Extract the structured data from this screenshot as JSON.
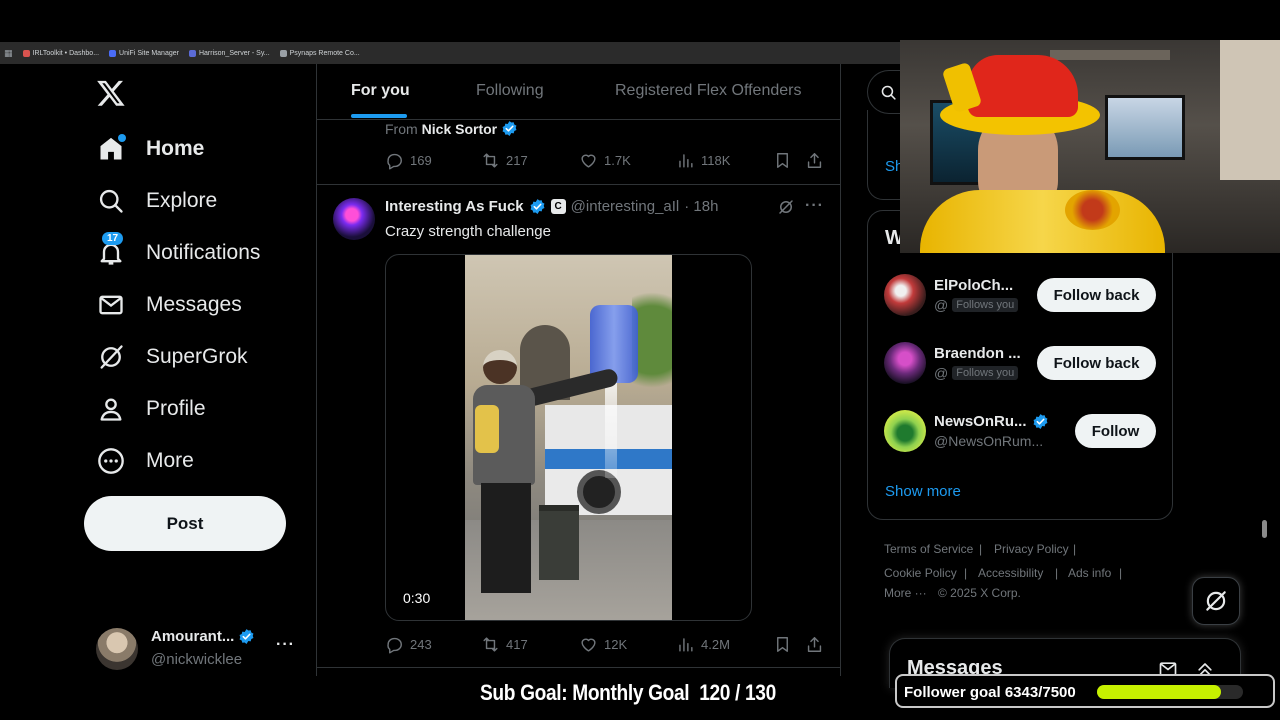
{
  "bookmarks": [
    {
      "label": "IRLToolkit • Dashbo...",
      "color": "#d9534f"
    },
    {
      "label": "UniFi Site Manager",
      "color": "#4a6cf7"
    },
    {
      "label": "Harrison_Server - Sy...",
      "color": "#5b6bd6"
    },
    {
      "label": "Psynaps Remote Co...",
      "color": "#9aa0a6"
    }
  ],
  "nav": {
    "home": "Home",
    "explore": "Explore",
    "notifications": "Notifications",
    "notifications_badge": "17",
    "messages": "Messages",
    "supergrok": "SuperGrok",
    "profile": "Profile",
    "more": "More",
    "post_label": "Post"
  },
  "account": {
    "name": "Amourant...",
    "handle": "@nickwicklee"
  },
  "tabs": [
    "For you",
    "Following",
    "Registered Flex Offenders"
  ],
  "prev_tweet": {
    "from_label": "From",
    "from_name": "Nick Sortor",
    "replies": "169",
    "reposts": "217",
    "likes": "1.7K",
    "views": "118K"
  },
  "tweet": {
    "author": "Interesting As Fuck",
    "handle": "@interesting_aIl",
    "time": "· 18h",
    "text": "Crazy strength challenge",
    "video_duration": "0:30",
    "replies": "243",
    "reposts": "417",
    "likes": "12K",
    "views": "4.2M"
  },
  "who_to_follow": {
    "title_fragment": "W",
    "items": [
      {
        "name": "ElPoloCh...",
        "handle": "@",
        "badge": "Follows you",
        "button": "Follow back"
      },
      {
        "name": "Braendon ...",
        "handle": "@",
        "badge": "Follows you",
        "button": "Follow back"
      },
      {
        "name": "NewsOnRu...",
        "handle": "@NewsOnRum...",
        "badge": "",
        "button": "Follow"
      }
    ],
    "show_more": "Show more"
  },
  "trend_fragment": "Sh",
  "footer": {
    "terms": "Terms of Service",
    "privacy": "Privacy Policy",
    "cookie": "Cookie Policy",
    "accessibility": "Accessibility",
    "ads": "Ads info",
    "more": "More ···",
    "copyright": "© 2025 X Corp."
  },
  "messages_drawer": {
    "title": "Messages"
  },
  "overlay": {
    "sub_goal": "Sub Goal: Monthly Goal  120 / 130",
    "follower_goal": "Follower goal 6343/7500",
    "follower_progress": 0.846
  },
  "colors": {
    "accent": "#1d9bf0",
    "progress": "#c6f000",
    "background": "#000000"
  }
}
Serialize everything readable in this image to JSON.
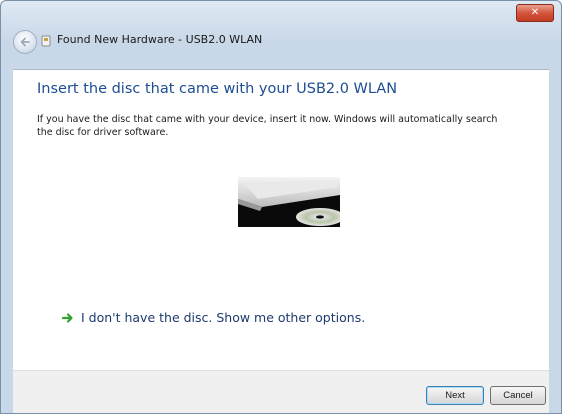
{
  "window": {
    "title": "Found New Hardware - USB2.0 WLAN",
    "close_glyph": "✕"
  },
  "main": {
    "heading": "Insert the disc that came with your USB2.0 WLAN",
    "instructions": "If you have the disc that came with your device, insert it now. Windows will automatically search the disc for driver software.",
    "option_text": "I don't have the disc. Show me other options."
  },
  "footer": {
    "next_label": "Next",
    "cancel_label": "Cancel"
  },
  "colors": {
    "heading": "#1e4d93",
    "link_arrow": "#2ea12e",
    "close_button": "#d4553c"
  }
}
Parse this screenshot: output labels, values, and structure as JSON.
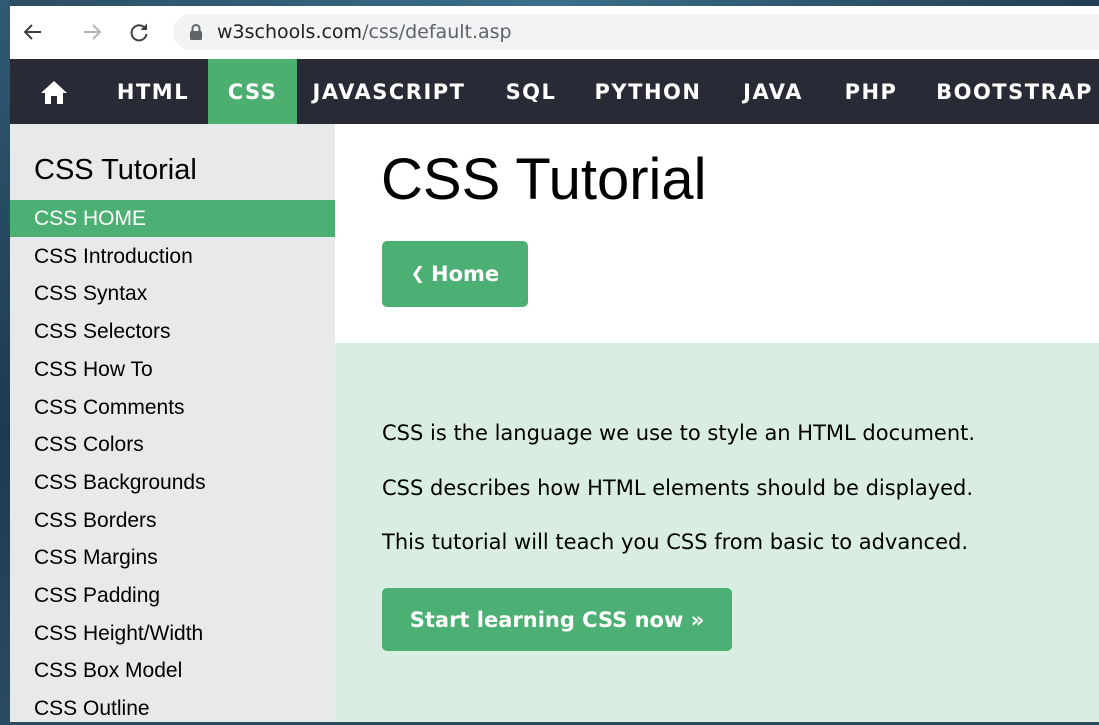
{
  "browser": {
    "url_domain": "w3schools.com",
    "url_path": "/css/default.asp"
  },
  "topnav": {
    "home_icon": "home-icon",
    "items": [
      "HTML",
      "CSS",
      "JAVASCRIPT",
      "SQL",
      "PYTHON",
      "JAVA",
      "PHP",
      "BOOTSTRAP"
    ],
    "active": "CSS"
  },
  "sidebar": {
    "title": "CSS Tutorial",
    "items": [
      "CSS HOME",
      "CSS Introduction",
      "CSS Syntax",
      "CSS Selectors",
      "CSS How To",
      "CSS Comments",
      "CSS Colors",
      "CSS Backgrounds",
      "CSS Borders",
      "CSS Margins",
      "CSS Padding",
      "CSS Height/Width",
      "CSS Box Model",
      "CSS Outline"
    ],
    "active": "CSS HOME"
  },
  "main": {
    "title": "CSS Tutorial",
    "home_button": "Home",
    "intro": [
      "CSS is the language we use to style an HTML document.",
      "CSS describes how HTML elements should be displayed.",
      "This tutorial will teach you CSS from basic to advanced."
    ],
    "start_button": "Start learning CSS now »"
  },
  "colors": {
    "accent_green": "#4caf73",
    "nav_dark": "#282a35",
    "sidebar_bg": "#e7e9eb",
    "intro_bg": "#d9eee1"
  }
}
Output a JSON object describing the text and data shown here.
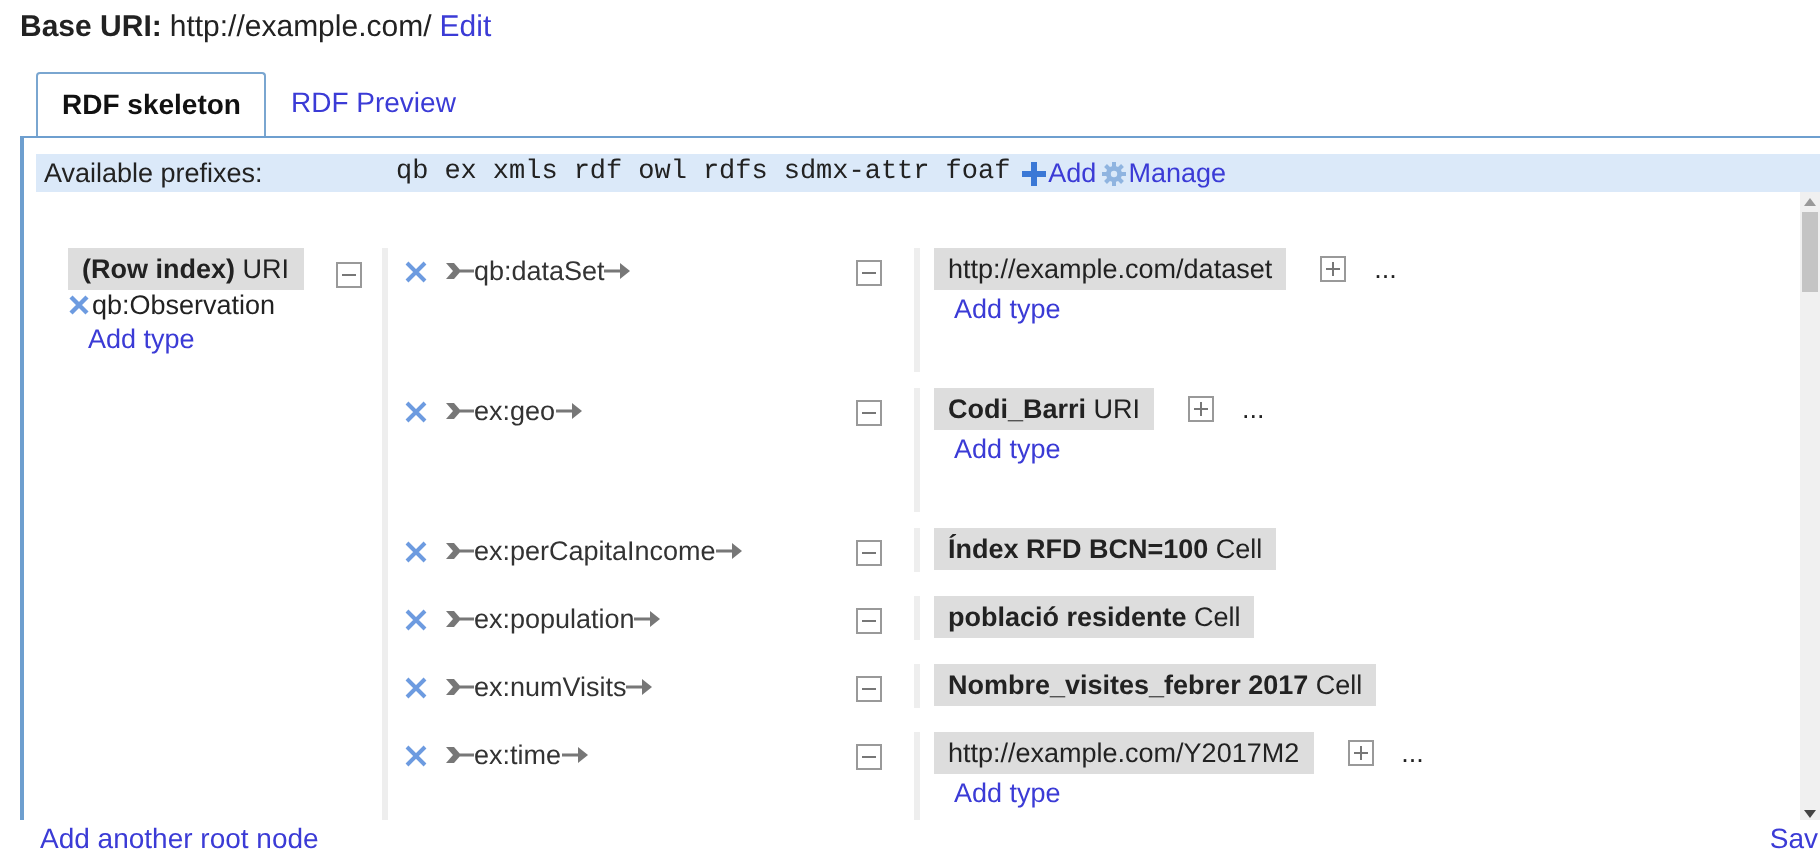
{
  "base_uri": {
    "label": "Base URI:",
    "value": "http://example.com/",
    "edit": "Edit"
  },
  "tabs": [
    {
      "label": "RDF skeleton",
      "selected": true
    },
    {
      "label": "RDF Preview",
      "selected": false
    }
  ],
  "prefixes": {
    "label": "Available prefixes:",
    "items": [
      "qb",
      "ex",
      "xmls",
      "rdf",
      "owl",
      "rdfs",
      "sdmx-attr",
      "foaf"
    ],
    "add": "Add",
    "manage": "Manage"
  },
  "root": {
    "name": "(Row index)",
    "node_type": "URI",
    "types": [
      "qb:Observation"
    ],
    "add_type": "Add type",
    "properties": [
      {
        "name": "qb:dataSet",
        "target": {
          "name": "http://example.com/dataset",
          "kind": "constant",
          "more": "...",
          "add_type": "Add type"
        }
      },
      {
        "name": "ex:geo",
        "target": {
          "name": "Codi_Barri",
          "kind": "column",
          "node_type": "URI",
          "more": "...",
          "add_type": "Add type"
        }
      },
      {
        "name": "ex:perCapitaIncome",
        "target": {
          "name": "Índex RFD BCN=100",
          "kind": "column",
          "node_type": "Cell"
        }
      },
      {
        "name": "ex:population",
        "target": {
          "name": "població residente",
          "kind": "column",
          "node_type": "Cell"
        }
      },
      {
        "name": "ex:numVisits",
        "target": {
          "name": "Nombre_visites_febrer 2017",
          "kind": "column",
          "node_type": "Cell"
        }
      },
      {
        "name": "ex:time",
        "target": {
          "name": "http://example.com/Y2017M2",
          "kind": "constant",
          "more": "...",
          "add_type": "Add type"
        }
      }
    ]
  },
  "footer": {
    "add_root": "Add another root node",
    "save": "Sav"
  }
}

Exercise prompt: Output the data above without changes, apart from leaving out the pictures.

Problem solution:
Extract the structured data from this screenshot as JSON.
{
  "bookmarks": [
    {
      "label": "IRLToolkit • Dashbo...",
      "color": "#d9534f"
    },
    {
      "label": "UniFi Site Manager",
      "color": "#4a6cf7"
    },
    {
      "label": "Harrison_Server - Sy...",
      "color": "#5b6bd6"
    },
    {
      "label": "Psynaps Remote Co...",
      "color": "#9aa0a6"
    }
  ],
  "nav": {
    "home": "Home",
    "explore": "Explore",
    "notifications": "Notifications",
    "notifications_badge": "17",
    "messages": "Messages",
    "supergrok": "SuperGrok",
    "profile": "Profile",
    "more": "More",
    "post_label": "Post"
  },
  "account": {
    "name": "Amourant...",
    "handle": "@nickwicklee"
  },
  "tabs": [
    "For you",
    "Following",
    "Registered Flex Offenders"
  ],
  "prev_tweet": {
    "from_label": "From",
    "from_name": "Nick Sortor",
    "replies": "169",
    "reposts": "217",
    "likes": "1.7K",
    "views": "118K"
  },
  "tweet": {
    "author": "Interesting As Fuck",
    "handle": "@interesting_aIl",
    "time": "· 18h",
    "text": "Crazy strength challenge",
    "video_duration": "0:30",
    "replies": "243",
    "reposts": "417",
    "likes": "12K",
    "views": "4.2M"
  },
  "who_to_follow": {
    "title_fragment": "W",
    "items": [
      {
        "name": "ElPoloCh...",
        "handle": "@",
        "badge": "Follows you",
        "button": "Follow back"
      },
      {
        "name": "Braendon ...",
        "handle": "@",
        "badge": "Follows you",
        "button": "Follow back"
      },
      {
        "name": "NewsOnRu...",
        "handle": "@NewsOnRum...",
        "badge": "",
        "button": "Follow"
      }
    ],
    "show_more": "Show more"
  },
  "trend_fragment": "Sh",
  "footer": {
    "terms": "Terms of Service",
    "privacy": "Privacy Policy",
    "cookie": "Cookie Policy",
    "accessibility": "Accessibility",
    "ads": "Ads info",
    "more": "More ···",
    "copyright": "© 2025 X Corp."
  },
  "messages_drawer": {
    "title": "Messages"
  },
  "overlay": {
    "sub_goal": "Sub Goal: Monthly Goal  120 / 130",
    "follower_goal": "Follower goal 6343/7500",
    "follower_progress": 0.846
  },
  "colors": {
    "accent": "#1d9bf0",
    "progress": "#c6f000",
    "background": "#000000"
  }
}
Serialize everything readable in this image to JSON.
{
  "window": {
    "title": "Found New Hardware - USB2.0 WLAN",
    "close_glyph": "✕"
  },
  "main": {
    "heading": "Insert the disc that came with your USB2.0 WLAN",
    "instructions": "If you have the disc that came with your device, insert it now. Windows will automatically search the disc for driver software.",
    "option_text": "I don't have the disc. Show me other options."
  },
  "footer": {
    "next_label": "Next",
    "cancel_label": "Cancel"
  },
  "colors": {
    "heading": "#1e4d93",
    "link_arrow": "#2ea12e",
    "close_button": "#d4553c"
  }
}
Parse this screenshot: output labels, values, and structure as JSON.
{
  "browser": {
    "url_domain": "w3schools.com",
    "url_path": "/css/default.asp"
  },
  "topnav": {
    "home_icon": "home-icon",
    "items": [
      "HTML",
      "CSS",
      "JAVASCRIPT",
      "SQL",
      "PYTHON",
      "JAVA",
      "PHP",
      "BOOTSTRAP"
    ],
    "active": "CSS"
  },
  "sidebar": {
    "title": "CSS Tutorial",
    "items": [
      "CSS HOME",
      "CSS Introduction",
      "CSS Syntax",
      "CSS Selectors",
      "CSS How To",
      "CSS Comments",
      "CSS Colors",
      "CSS Backgrounds",
      "CSS Borders",
      "CSS Margins",
      "CSS Padding",
      "CSS Height/Width",
      "CSS Box Model",
      "CSS Outline"
    ],
    "active": "CSS HOME"
  },
  "main": {
    "title": "CSS Tutorial",
    "home_button": "Home",
    "intro": [
      "CSS is the language we use to style an HTML document.",
      "CSS describes how HTML elements should be displayed.",
      "This tutorial will teach you CSS from basic to advanced."
    ],
    "start_button": "Start learning CSS now »"
  },
  "colors": {
    "accent_green": "#4caf73",
    "nav_dark": "#282a35",
    "sidebar_bg": "#e7e9eb",
    "intro_bg": "#d9eee1"
  }
}
Output a JSON object describing the text and data shown here.
{
  "base_uri": {
    "label": "Base URI:",
    "value": "http://example.com/",
    "edit": "Edit"
  },
  "tabs": [
    {
      "label": "RDF skeleton",
      "selected": true
    },
    {
      "label": "RDF Preview",
      "selected": false
    }
  ],
  "prefixes": {
    "label": "Available prefixes:",
    "items": [
      "qb",
      "ex",
      "xmls",
      "rdf",
      "owl",
      "rdfs",
      "sdmx-attr",
      "foaf"
    ],
    "add": "Add",
    "manage": "Manage"
  },
  "root": {
    "name": "(Row index)",
    "node_type": "URI",
    "types": [
      "qb:Observation"
    ],
    "add_type": "Add type",
    "properties": [
      {
        "name": "qb:dataSet",
        "target": {
          "name": "http://example.com/dataset",
          "kind": "constant",
          "more": "...",
          "add_type": "Add type"
        }
      },
      {
        "name": "ex:geo",
        "target": {
          "name": "Codi_Barri",
          "kind": "column",
          "node_type": "URI",
          "more": "...",
          "add_type": "Add type"
        }
      },
      {
        "name": "ex:perCapitaIncome",
        "target": {
          "name": "Índex RFD BCN=100",
          "kind": "column",
          "node_type": "Cell"
        }
      },
      {
        "name": "ex:population",
        "target": {
          "name": "població residente",
          "kind": "column",
          "node_type": "Cell"
        }
      },
      {
        "name": "ex:numVisits",
        "target": {
          "name": "Nombre_visites_febrer 2017",
          "kind": "column",
          "node_type": "Cell"
        }
      },
      {
        "name": "ex:time",
        "target": {
          "name": "http://example.com/Y2017M2",
          "kind": "constant",
          "more": "...",
          "add_type": "Add type"
        }
      }
    ]
  },
  "footer": {
    "add_root": "Add another root node",
    "save": "Sav"
  }
}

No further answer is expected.